Everyone wants customers who rave about them to others. Getting a positive, personal recommendation from a friend or neighbor carries more weight than the most expensive advertising. It’s a trust issue. We know our friends and neighbors are self-motivated to tell their story, there is no payment involved. They want the best for us and want to share a good experience.
Instead of creating raves, many owners create gigantic waves that also become word of mouth stories of who not to use for service.
Waves are created by:
- No follow-through
- Not keeping your word
- Being treated gruffly or rudely by anyone in the organization
- Doing the bare minimum
- Being late or not showing up
- Lack of integrity
These are only a few of the things that create waves, but they are more prevalent than you might imagine.
Being good at what you do is just the beginning. Creating stories that make customers rave is not hard but does take awareness and putting specific operational processes into place.
Know what is most important to the customer.
Taking the time to learn what your customer values most takes place in your first interview with them.
This is the time to dig deeper to get them to tell you stories about their previous experiences and what they loved and hated about them. What does going the extra mile means to them?
Make detailed notes about these things and later transfer them into whatever system you use to track your customers so you can refer to them later to create a rave.
Put processes in place to address each item from how the phone or email is answered to your final interview after the job is complete.
How is your customer greeted? Do you write to a general audience, or do you personalize each message with their name? Are your emails personalized? What are their areas of concern? Are they pressed for time? What are their communication preferences? What are their fears regarding the service you are offering? What gives them confidence in terms of services they hire?
Every single one of the above questions refers to a level of service that you can define.
- Take the time to interview some former customers and find out what their standards are for exceptional service and the specific activities that made them notice and remember them.
- Next, define your processes and protocols. Train your staff (or yourself) to implement these immediately.

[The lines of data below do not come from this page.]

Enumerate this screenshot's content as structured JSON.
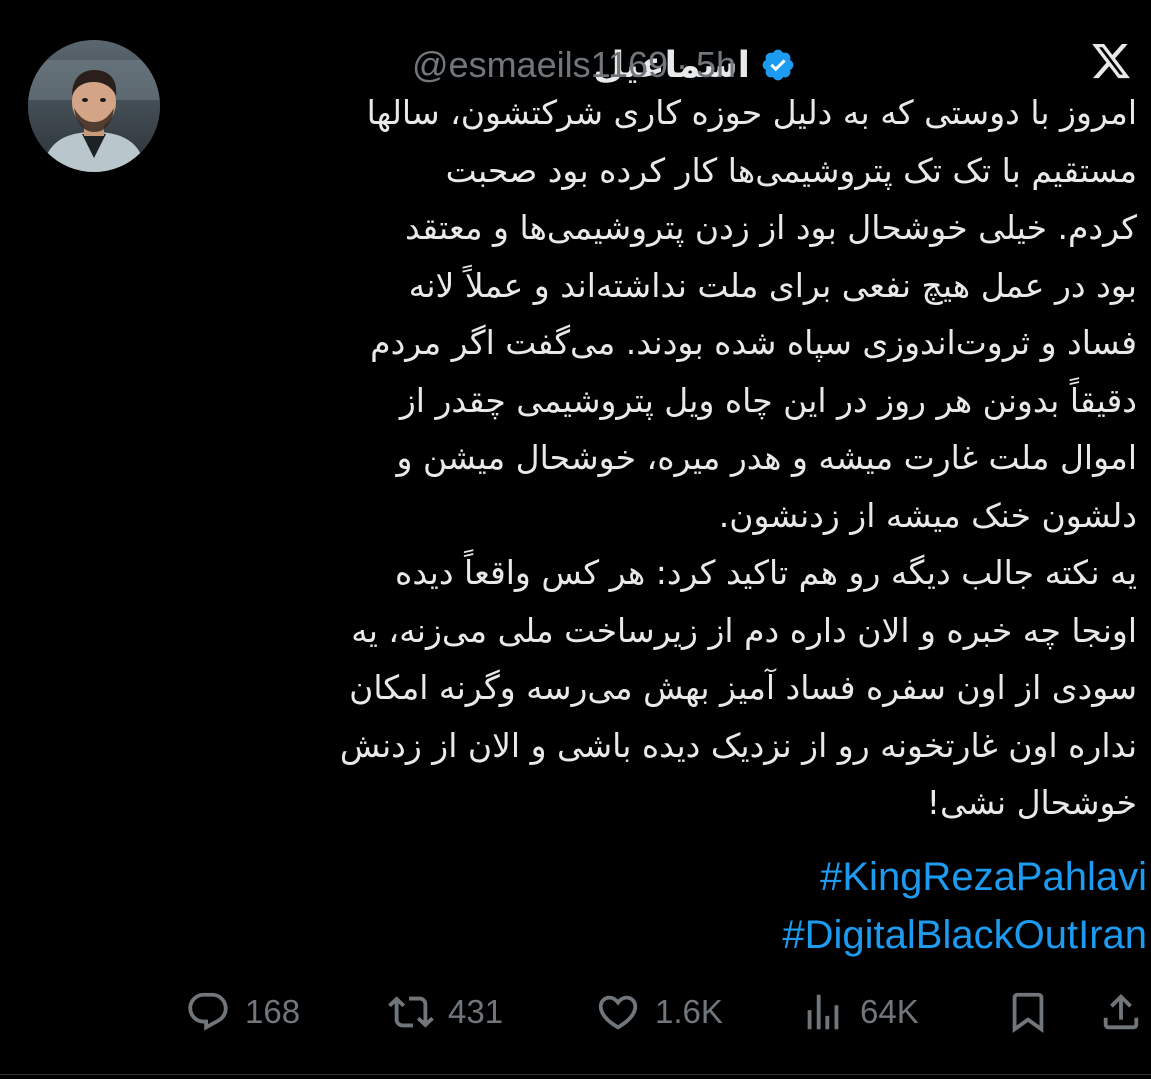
{
  "author": {
    "display_name": "اسماعیل",
    "handle": "@esmaeils1169",
    "separator": "·",
    "time_ago": "5h",
    "verified_icon": "verified-badge-icon",
    "avatar_icon": "avatar-photo"
  },
  "brand": {
    "logo_icon": "x-logo-icon"
  },
  "tweet": {
    "lines": [
      "امروز با دوستی که به دلیل حوزه کاری شرکتشون، سالها",
      "مستقیم با تک تک پتروشیمی‌ها کار کرده بود صحبت",
      "کردم. خیلی خوشحال بود از زدن پتروشیمی‌ها و معتقد",
      "بود در عمل هیچ نفعی برای ملت نداشته‌اند و عملاً لانه",
      "فساد و ثروت‌اندوزی سپاه شده بودند. می‌گفت اگر مردم",
      "دقیقاً بدونن هر روز در این چاه ویل پتروشیمی چقدر از",
      "اموال ملت غارت میشه و هدر میره، خوشحال میشن و",
      "دلشون خنک میشه از زدنشون.",
      "یه نکته جالب دیگه رو هم تاکید کرد: هر کس واقعاً دیده",
      "اونجا چه خبره و الان داره دم از زیرساخت ملی می‌زنه، یه",
      "سودی از اون سفره فساد آمیز بهش می‌رسه وگرنه امکان",
      "نداره اون غارتخونه رو از نزدیک دیده باشی و الان از زدنش",
      "خوشحال نشی!"
    ],
    "hashtags": [
      "#KingRezaPahlavi",
      "#DigitalBlackOutIran"
    ]
  },
  "actions": {
    "reply": {
      "icon": "reply-icon",
      "count": "168"
    },
    "retweet": {
      "icon": "retweet-icon",
      "count": "431"
    },
    "like": {
      "icon": "heart-icon",
      "count": "1.6K"
    },
    "views": {
      "icon": "views-icon",
      "count": "64K"
    },
    "bookmark": {
      "icon": "bookmark-icon"
    },
    "share": {
      "icon": "share-icon"
    }
  },
  "colors": {
    "background": "#000000",
    "text": "#e7e9ea",
    "muted": "#71767b",
    "link": "#1d9bf0",
    "verified": "#1d9bf0"
  }
}
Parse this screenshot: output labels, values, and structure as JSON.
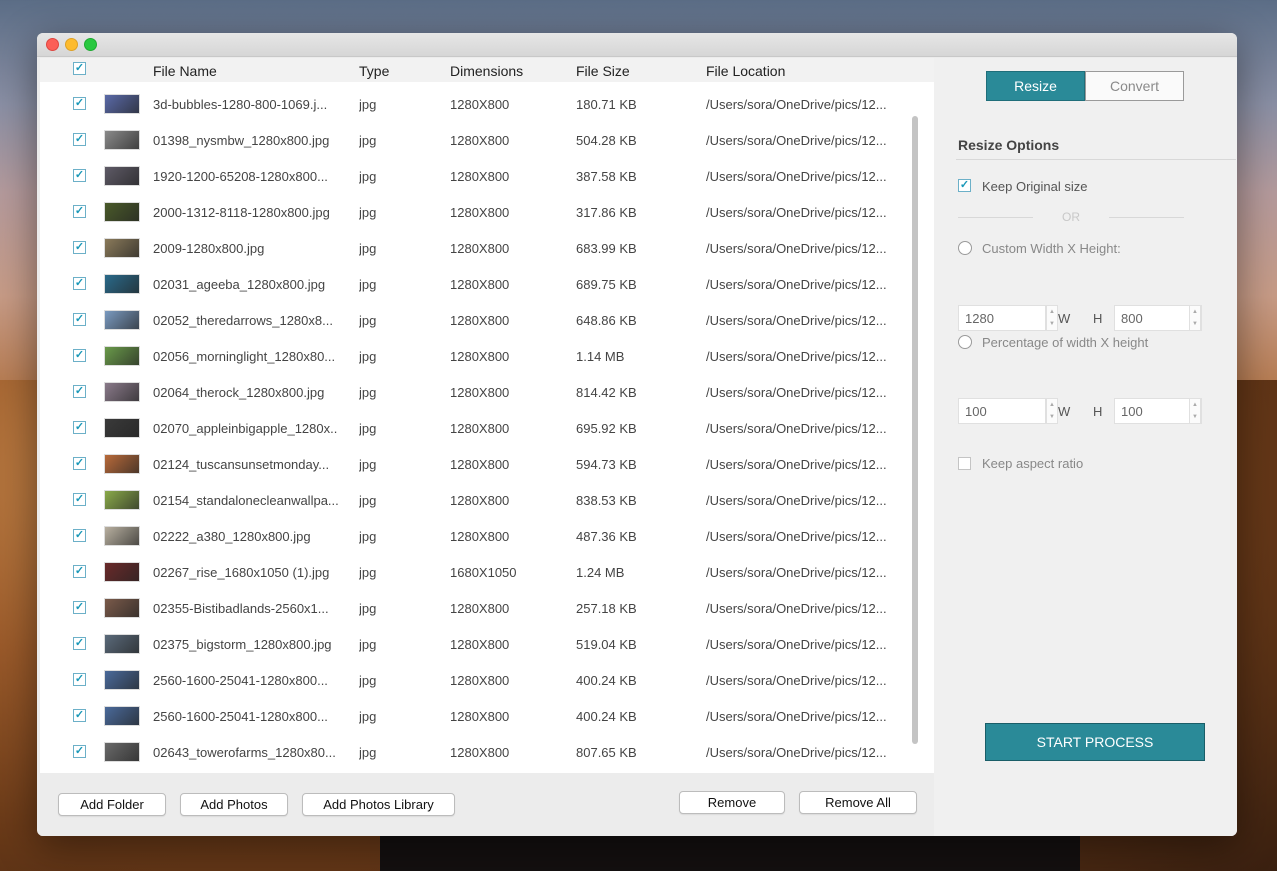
{
  "header": {
    "file_name": "File Name",
    "type": "Type",
    "dimensions": "Dimensions",
    "file_size": "File Size",
    "file_location": "File Location"
  },
  "files": [
    {
      "name": "3d-bubbles-1280-800-1069.j...",
      "type": "jpg",
      "dim": "1280X800",
      "size": "180.71 KB",
      "loc": "/Users/sora/OneDrive/pics/12...",
      "thumb": "#5a6aa8"
    },
    {
      "name": "01398_nysmbw_1280x800.jpg",
      "type": "jpg",
      "dim": "1280X800",
      "size": "504.28 KB",
      "loc": "/Users/sora/OneDrive/pics/12...",
      "thumb": "#8a8a8a"
    },
    {
      "name": "1920-1200-65208-1280x800...",
      "type": "jpg",
      "dim": "1280X800",
      "size": "387.58 KB",
      "loc": "/Users/sora/OneDrive/pics/12...",
      "thumb": "#5e5a66"
    },
    {
      "name": "2000-1312-8118-1280x800.jpg",
      "type": "jpg",
      "dim": "1280X800",
      "size": "317.86 KB",
      "loc": "/Users/sora/OneDrive/pics/12...",
      "thumb": "#4a5a2a"
    },
    {
      "name": "2009-1280x800.jpg",
      "type": "jpg",
      "dim": "1280X800",
      "size": "683.99 KB",
      "loc": "/Users/sora/OneDrive/pics/12...",
      "thumb": "#8a7a5a"
    },
    {
      "name": "02031_ageeba_1280x800.jpg",
      "type": "jpg",
      "dim": "1280X800",
      "size": "689.75 KB",
      "loc": "/Users/sora/OneDrive/pics/12...",
      "thumb": "#2a6a8a"
    },
    {
      "name": "02052_theredarrows_1280x8...",
      "type": "jpg",
      "dim": "1280X800",
      "size": "648.86 KB",
      "loc": "/Users/sora/OneDrive/pics/12...",
      "thumb": "#7a9ac0"
    },
    {
      "name": "02056_morninglight_1280x80...",
      "type": "jpg",
      "dim": "1280X800",
      "size": "1.14 MB",
      "loc": "/Users/sora/OneDrive/pics/12...",
      "thumb": "#6a9a4a"
    },
    {
      "name": "02064_therock_1280x800.jpg",
      "type": "jpg",
      "dim": "1280X800",
      "size": "814.42 KB",
      "loc": "/Users/sora/OneDrive/pics/12...",
      "thumb": "#8a7a8a"
    },
    {
      "name": "02070_appleinbigapple_1280x...",
      "type": "jpg",
      "dim": "1280X800",
      "size": "695.92 KB",
      "loc": "/Users/sora/OneDrive/pics/12...",
      "thumb": "#3a3a3a"
    },
    {
      "name": "02124_tuscansunsetmonday...",
      "type": "jpg",
      "dim": "1280X800",
      "size": "594.73 KB",
      "loc": "/Users/sora/OneDrive/pics/12...",
      "thumb": "#b86a3a"
    },
    {
      "name": "02154_standalonecleanwallpa...",
      "type": "jpg",
      "dim": "1280X800",
      "size": "838.53 KB",
      "loc": "/Users/sora/OneDrive/pics/12...",
      "thumb": "#8aaa4a"
    },
    {
      "name": "02222_a380_1280x800.jpg",
      "type": "jpg",
      "dim": "1280X800",
      "size": "487.36 KB",
      "loc": "/Users/sora/OneDrive/pics/12...",
      "thumb": "#b8b0a0"
    },
    {
      "name": "02267_rise_1680x1050 (1).jpg",
      "type": "jpg",
      "dim": "1680X1050",
      "size": "1.24 MB",
      "loc": "/Users/sora/OneDrive/pics/12...",
      "thumb": "#6a2a2a"
    },
    {
      "name": "02355-Bistibadlands-2560x1...",
      "type": "jpg",
      "dim": "1280X800",
      "size": "257.18 KB",
      "loc": "/Users/sora/OneDrive/pics/12...",
      "thumb": "#7a5a4a"
    },
    {
      "name": "02375_bigstorm_1280x800.jpg",
      "type": "jpg",
      "dim": "1280X800",
      "size": "519.04 KB",
      "loc": "/Users/sora/OneDrive/pics/12...",
      "thumb": "#5a6a7a"
    },
    {
      "name": "2560-1600-25041-1280x800...",
      "type": "jpg",
      "dim": "1280X800",
      "size": "400.24 KB",
      "loc": "/Users/sora/OneDrive/pics/12...",
      "thumb": "#4a6a9a"
    },
    {
      "name": "2560-1600-25041-1280x800...",
      "type": "jpg",
      "dim": "1280X800",
      "size": "400.24 KB",
      "loc": "/Users/sora/OneDrive/pics/12...",
      "thumb": "#4a6a9a"
    },
    {
      "name": "02643_towerofarms_1280x80...",
      "type": "jpg",
      "dim": "1280X800",
      "size": "807.65 KB",
      "loc": "/Users/sora/OneDrive/pics/12...",
      "thumb": "#6a6a6a"
    }
  ],
  "bottom": {
    "add_folder": "Add Folder",
    "add_photos": "Add Photos",
    "add_photos_library": "Add Photos Library",
    "remove": "Remove",
    "remove_all": "Remove All"
  },
  "tabs": {
    "resize": "Resize",
    "convert": "Convert"
  },
  "options": {
    "title": "Resize Options",
    "keep_original": "Keep Original size",
    "or": "OR",
    "custom": "Custom Width X Height:",
    "width_value": "1280",
    "height_value": "800",
    "w": "W",
    "h": "H",
    "percentage": "Percentage of width X height",
    "pct_w_value": "100",
    "pct_h_value": "100",
    "keep_aspect": "Keep aspect ratio"
  },
  "start": "START PROCESS",
  "check_glyph": "✓",
  "colors": {
    "accent": "#2a8a98",
    "check": "#1a98b8"
  }
}
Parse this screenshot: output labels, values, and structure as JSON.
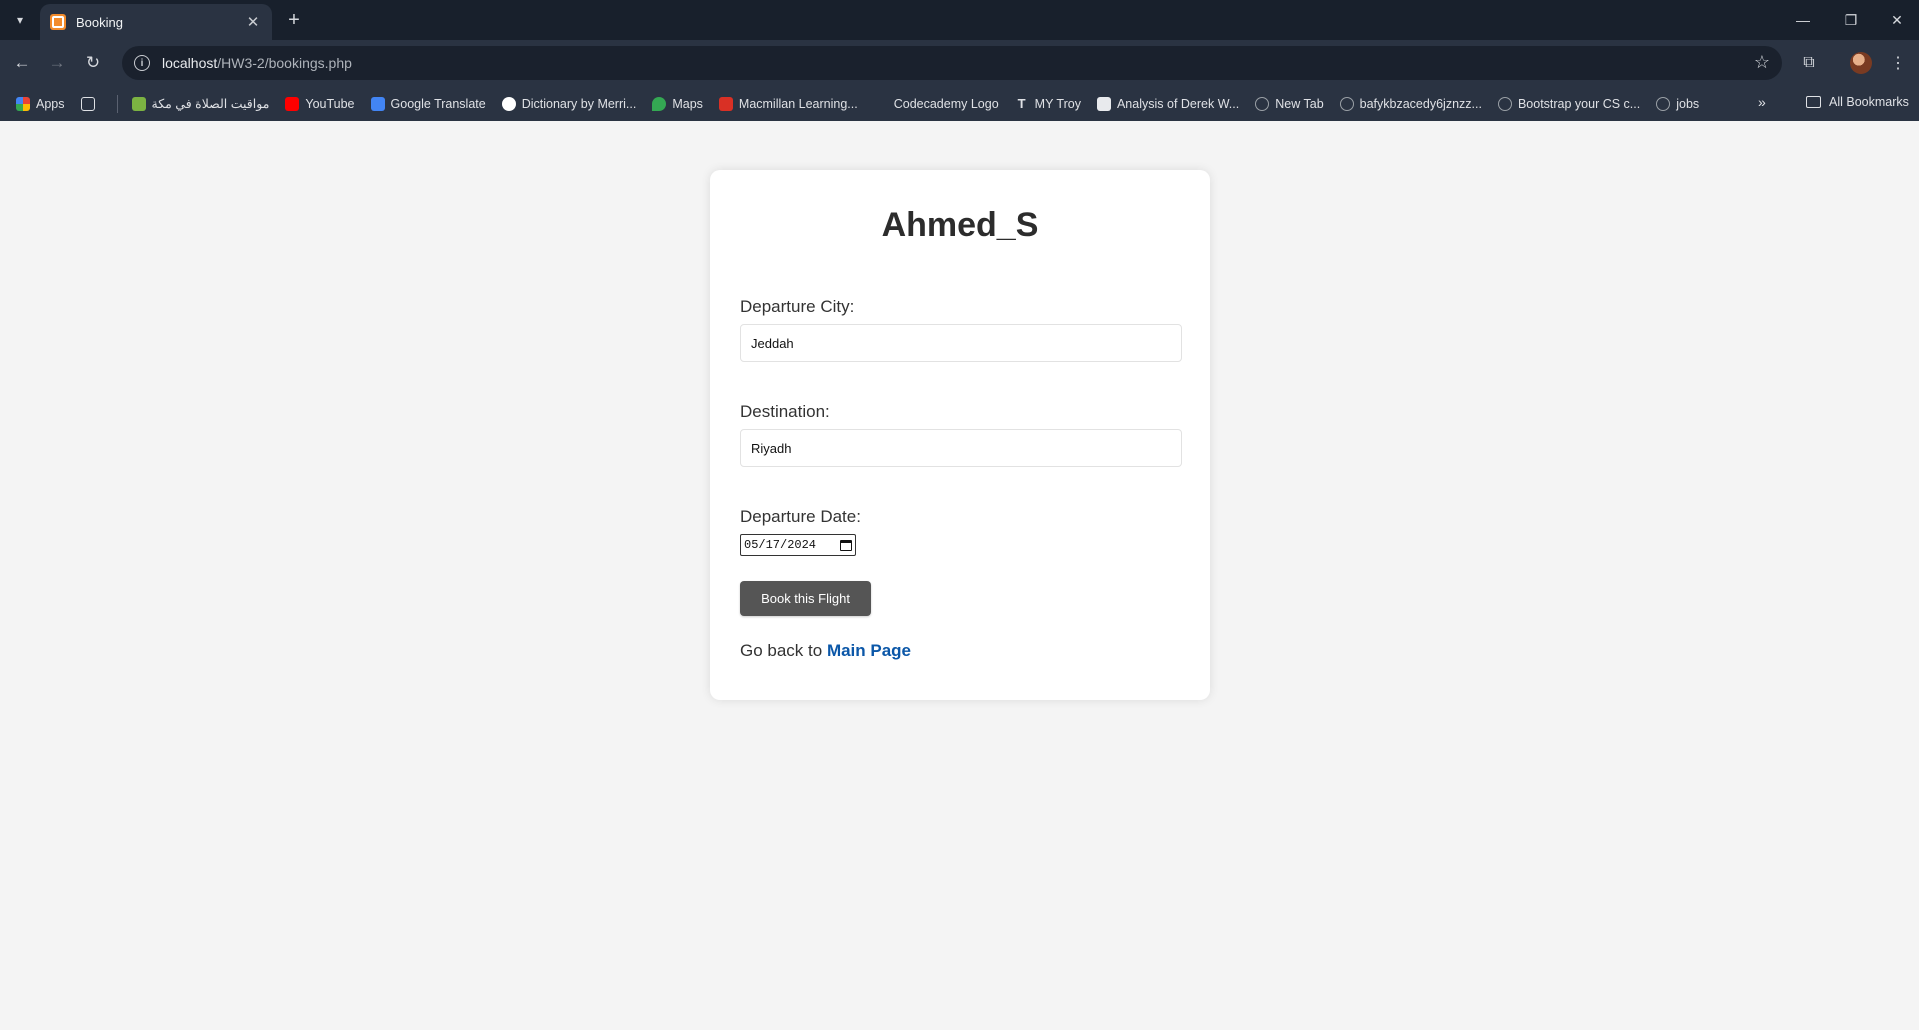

- Finally, look for opportunities, even in dire catastrophe, that will create something positive and memorable. Notice what customer need/s are to which no one is attending.
This week, I’ll share some stories of owners that created enduring raves.
It’s not as hard as you might think.